Items from an interface collection:

******************************

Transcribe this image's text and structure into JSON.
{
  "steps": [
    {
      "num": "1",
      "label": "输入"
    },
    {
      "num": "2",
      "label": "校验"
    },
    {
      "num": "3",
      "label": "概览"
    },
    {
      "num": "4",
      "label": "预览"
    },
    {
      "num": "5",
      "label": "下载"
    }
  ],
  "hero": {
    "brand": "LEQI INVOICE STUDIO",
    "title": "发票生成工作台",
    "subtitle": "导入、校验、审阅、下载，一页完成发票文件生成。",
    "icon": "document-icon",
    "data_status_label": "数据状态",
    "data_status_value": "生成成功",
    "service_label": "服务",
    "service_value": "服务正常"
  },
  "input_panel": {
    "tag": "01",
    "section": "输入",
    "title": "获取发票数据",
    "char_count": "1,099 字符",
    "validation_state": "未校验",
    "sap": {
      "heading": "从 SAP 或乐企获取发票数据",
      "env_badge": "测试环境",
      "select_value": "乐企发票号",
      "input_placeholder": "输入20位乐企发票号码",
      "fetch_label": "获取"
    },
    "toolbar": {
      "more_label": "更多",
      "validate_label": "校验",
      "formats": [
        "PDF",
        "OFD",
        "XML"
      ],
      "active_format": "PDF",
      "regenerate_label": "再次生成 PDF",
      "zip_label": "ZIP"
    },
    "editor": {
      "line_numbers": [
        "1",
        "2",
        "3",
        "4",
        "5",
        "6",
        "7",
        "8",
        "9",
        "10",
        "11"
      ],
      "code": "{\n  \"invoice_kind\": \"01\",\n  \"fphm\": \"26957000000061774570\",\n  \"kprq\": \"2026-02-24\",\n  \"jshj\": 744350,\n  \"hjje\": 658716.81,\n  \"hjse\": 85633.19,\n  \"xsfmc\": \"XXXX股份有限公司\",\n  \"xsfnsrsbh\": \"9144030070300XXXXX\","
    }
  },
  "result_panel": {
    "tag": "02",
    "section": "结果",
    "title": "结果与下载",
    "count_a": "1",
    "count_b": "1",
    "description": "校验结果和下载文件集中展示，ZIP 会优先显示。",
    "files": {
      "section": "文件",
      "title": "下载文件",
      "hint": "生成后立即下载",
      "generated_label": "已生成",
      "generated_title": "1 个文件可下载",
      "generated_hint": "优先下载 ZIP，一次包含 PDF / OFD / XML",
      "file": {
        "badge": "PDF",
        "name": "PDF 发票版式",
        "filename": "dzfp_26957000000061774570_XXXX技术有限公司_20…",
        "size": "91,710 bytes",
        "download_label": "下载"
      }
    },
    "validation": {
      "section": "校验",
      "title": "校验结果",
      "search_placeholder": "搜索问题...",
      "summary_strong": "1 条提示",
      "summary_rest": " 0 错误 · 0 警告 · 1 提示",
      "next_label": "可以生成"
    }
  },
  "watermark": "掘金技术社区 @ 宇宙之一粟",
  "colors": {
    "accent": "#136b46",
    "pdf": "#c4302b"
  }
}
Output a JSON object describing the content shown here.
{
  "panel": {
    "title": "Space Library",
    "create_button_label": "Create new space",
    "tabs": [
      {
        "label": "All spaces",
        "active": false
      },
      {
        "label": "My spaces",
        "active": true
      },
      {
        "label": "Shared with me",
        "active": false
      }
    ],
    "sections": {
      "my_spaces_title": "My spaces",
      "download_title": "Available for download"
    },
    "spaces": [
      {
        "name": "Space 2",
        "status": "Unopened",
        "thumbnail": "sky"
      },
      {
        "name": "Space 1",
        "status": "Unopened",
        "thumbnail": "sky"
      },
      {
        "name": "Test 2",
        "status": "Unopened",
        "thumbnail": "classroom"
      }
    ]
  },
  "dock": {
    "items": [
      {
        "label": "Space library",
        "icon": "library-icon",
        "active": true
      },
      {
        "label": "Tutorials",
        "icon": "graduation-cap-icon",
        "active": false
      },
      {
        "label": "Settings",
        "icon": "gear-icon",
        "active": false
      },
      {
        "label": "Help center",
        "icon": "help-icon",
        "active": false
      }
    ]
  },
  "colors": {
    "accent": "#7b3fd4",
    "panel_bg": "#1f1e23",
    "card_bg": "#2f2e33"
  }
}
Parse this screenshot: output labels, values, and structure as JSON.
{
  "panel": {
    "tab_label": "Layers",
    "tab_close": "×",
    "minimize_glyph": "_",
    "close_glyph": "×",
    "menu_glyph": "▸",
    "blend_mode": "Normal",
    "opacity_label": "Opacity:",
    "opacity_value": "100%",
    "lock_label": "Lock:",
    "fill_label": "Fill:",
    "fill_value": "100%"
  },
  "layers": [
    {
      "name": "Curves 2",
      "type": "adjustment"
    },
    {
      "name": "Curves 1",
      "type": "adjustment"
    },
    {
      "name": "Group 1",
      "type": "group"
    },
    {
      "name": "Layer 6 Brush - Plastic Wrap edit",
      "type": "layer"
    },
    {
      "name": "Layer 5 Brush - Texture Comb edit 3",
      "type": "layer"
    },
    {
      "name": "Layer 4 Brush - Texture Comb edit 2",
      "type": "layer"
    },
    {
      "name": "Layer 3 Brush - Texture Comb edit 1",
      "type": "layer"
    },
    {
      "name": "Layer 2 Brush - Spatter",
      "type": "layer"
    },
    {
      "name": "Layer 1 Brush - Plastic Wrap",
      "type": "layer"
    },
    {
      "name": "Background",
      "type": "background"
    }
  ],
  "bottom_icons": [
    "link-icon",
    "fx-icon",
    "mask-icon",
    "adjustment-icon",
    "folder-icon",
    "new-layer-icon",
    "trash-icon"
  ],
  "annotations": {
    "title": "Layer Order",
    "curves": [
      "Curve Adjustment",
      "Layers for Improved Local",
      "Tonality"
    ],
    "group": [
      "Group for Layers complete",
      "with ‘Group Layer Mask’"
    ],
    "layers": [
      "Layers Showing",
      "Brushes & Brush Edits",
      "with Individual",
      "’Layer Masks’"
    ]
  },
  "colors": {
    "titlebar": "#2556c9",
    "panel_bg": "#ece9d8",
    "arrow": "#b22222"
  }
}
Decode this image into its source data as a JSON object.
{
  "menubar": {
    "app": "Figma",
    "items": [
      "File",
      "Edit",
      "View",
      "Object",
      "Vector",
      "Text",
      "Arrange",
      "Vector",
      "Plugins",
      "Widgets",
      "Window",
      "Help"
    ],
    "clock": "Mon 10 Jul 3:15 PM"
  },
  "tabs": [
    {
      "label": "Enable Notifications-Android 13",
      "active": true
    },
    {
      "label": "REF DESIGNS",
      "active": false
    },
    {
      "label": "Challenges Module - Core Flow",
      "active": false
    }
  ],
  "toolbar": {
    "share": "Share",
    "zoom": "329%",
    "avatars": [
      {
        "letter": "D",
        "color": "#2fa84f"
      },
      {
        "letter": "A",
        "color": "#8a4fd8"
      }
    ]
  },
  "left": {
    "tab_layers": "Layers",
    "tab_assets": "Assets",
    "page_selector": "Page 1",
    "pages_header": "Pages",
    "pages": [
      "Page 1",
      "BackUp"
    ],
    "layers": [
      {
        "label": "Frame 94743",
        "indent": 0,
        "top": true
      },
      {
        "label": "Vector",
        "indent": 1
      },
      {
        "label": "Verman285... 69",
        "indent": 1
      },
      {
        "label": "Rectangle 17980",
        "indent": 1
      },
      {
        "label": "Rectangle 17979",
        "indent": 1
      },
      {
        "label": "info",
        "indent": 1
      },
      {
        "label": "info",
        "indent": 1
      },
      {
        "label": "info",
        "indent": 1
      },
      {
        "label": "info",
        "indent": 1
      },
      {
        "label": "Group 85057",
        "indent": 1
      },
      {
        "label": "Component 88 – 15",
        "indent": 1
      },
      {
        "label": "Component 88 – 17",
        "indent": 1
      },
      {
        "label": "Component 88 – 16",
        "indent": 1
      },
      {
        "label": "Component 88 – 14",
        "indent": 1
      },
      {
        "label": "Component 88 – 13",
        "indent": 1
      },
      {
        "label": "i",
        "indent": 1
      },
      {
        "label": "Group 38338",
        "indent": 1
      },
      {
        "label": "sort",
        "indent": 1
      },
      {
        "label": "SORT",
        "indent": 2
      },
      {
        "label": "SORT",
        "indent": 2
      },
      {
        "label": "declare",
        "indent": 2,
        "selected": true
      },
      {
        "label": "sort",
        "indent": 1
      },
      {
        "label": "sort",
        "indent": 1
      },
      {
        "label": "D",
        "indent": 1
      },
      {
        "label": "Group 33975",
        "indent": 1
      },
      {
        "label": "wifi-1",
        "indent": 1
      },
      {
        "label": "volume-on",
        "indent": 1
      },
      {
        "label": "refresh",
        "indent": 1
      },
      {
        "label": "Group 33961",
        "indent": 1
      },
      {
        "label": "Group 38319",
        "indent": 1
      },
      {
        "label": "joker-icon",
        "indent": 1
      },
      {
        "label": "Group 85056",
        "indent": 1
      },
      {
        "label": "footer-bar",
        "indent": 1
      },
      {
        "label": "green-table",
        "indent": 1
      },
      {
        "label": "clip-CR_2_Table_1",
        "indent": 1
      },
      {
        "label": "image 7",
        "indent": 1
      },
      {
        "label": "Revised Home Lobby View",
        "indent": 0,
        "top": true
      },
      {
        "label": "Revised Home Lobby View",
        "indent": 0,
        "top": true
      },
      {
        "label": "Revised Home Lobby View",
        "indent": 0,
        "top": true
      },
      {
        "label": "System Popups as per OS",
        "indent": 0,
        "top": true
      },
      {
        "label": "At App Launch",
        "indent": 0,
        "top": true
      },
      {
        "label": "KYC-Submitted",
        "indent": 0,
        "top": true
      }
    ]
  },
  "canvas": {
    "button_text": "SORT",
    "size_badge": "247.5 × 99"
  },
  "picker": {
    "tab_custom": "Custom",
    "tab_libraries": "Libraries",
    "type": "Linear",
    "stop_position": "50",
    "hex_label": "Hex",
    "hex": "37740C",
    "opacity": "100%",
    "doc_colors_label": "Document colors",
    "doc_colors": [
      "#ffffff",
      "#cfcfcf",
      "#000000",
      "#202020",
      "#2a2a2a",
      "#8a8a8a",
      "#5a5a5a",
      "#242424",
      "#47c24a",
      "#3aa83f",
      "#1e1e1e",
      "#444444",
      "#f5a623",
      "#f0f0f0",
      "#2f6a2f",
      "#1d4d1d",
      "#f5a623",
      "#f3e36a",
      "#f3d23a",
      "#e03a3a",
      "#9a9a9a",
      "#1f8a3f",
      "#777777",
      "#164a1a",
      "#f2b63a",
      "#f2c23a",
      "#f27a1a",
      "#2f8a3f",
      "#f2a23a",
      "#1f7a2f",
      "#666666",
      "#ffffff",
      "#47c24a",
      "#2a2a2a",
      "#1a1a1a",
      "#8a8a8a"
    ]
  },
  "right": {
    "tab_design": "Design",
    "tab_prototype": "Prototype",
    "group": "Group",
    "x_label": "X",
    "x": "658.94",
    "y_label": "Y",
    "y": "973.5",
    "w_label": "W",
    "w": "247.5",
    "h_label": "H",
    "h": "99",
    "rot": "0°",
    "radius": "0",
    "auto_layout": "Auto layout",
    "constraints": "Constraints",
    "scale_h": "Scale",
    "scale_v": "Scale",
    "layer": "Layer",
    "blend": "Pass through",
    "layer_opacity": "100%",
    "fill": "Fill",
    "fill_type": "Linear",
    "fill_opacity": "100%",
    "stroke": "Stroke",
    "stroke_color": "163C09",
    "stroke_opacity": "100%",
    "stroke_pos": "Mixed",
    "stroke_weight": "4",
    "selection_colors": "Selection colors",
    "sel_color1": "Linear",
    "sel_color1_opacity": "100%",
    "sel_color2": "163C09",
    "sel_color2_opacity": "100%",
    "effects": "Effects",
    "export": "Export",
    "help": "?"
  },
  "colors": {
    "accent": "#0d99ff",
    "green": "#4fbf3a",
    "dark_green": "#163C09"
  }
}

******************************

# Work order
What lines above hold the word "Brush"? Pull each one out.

# Answer area
      "name": "Layer 6 Brush - Plastic Wrap edit",
      "name": "Layer 5 Brush - Texture Comb edit 3",
      "name": "Layer 4 Brush - Texture Comb edit 2",
      "name": "Layer 3 Brush - Texture Comb edit 1",
      "name": "Layer 2 Brush - Spatter",
      "name": "Layer 1 Brush - Plastic Wrap",
      "Brushes & Brush Edits",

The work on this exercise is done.